Repeat everything in the listing below. Keep each line exact.

───── SUPPLIED MATERIAL ─────

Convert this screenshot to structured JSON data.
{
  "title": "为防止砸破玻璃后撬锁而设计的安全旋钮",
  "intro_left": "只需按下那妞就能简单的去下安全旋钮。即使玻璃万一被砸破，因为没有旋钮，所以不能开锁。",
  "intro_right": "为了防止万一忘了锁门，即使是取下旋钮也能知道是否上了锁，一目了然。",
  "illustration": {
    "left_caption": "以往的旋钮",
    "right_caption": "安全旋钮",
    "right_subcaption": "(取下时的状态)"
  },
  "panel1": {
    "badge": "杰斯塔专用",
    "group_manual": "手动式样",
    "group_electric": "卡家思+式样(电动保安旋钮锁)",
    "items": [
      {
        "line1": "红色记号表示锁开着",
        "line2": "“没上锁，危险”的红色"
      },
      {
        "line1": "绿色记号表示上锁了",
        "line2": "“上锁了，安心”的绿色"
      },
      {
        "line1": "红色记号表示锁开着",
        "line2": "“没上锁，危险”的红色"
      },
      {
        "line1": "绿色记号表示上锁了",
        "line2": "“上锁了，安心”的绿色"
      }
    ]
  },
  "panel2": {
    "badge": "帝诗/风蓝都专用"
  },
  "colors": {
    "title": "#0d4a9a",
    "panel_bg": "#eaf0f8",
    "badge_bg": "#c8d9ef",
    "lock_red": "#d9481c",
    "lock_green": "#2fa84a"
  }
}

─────

→ **SOLUTION**:
Convert this screenshot to structured JSON data.
{
  "title": "为防止砸破玻璃后撬锁而设计的安全旋钮",
  "intro_left": "只需按下那妞就能简单的去下安全旋钮。即使玻璃万一被砸破，因为没有旋钮，所以不能开锁。",
  "intro_right": "为了防止万一忘了锁门，即使是取下旋钮也能知道是否上了锁，一目了然。",
  "illustration": {
    "left_caption": "以往的旋钮",
    "right_caption": "安全旋钮",
    "right_subcaption": "(取下时的状态)"
  },
  "panel1": {
    "badge": "杰斯塔专用",
    "group_manual": "手动式样",
    "group_electric": "卡家思+式样(电动保安旋钮锁)",
    "items": [
      {
        "line1": "红色记号表示锁开着",
        "line2": "“没上锁，危险”的红色"
      },
      {
        "line1": "绿色记号表示上锁了",
        "line2": "“上锁了，安心”的绿色"
      },
      {
        "line1": "红色记号表示锁开着",
        "line2": "“没上锁，危险”的红色"
      },
      {
        "line1": "绿色记号表示上锁了",
        "line2": "“上锁了，安心”的绿色"
      }
    ]
  },
  "panel2": {
    "badge": "帝诗/风蓝都专用"
  },
  "colors": {
    "title": "#0d4a9a",
    "panel_bg": "#eaf0f8",
    "badge_bg": "#c8d9ef",
    "lock_red": "#d9481c",
    "lock_green": "#2fa84a"
  }
}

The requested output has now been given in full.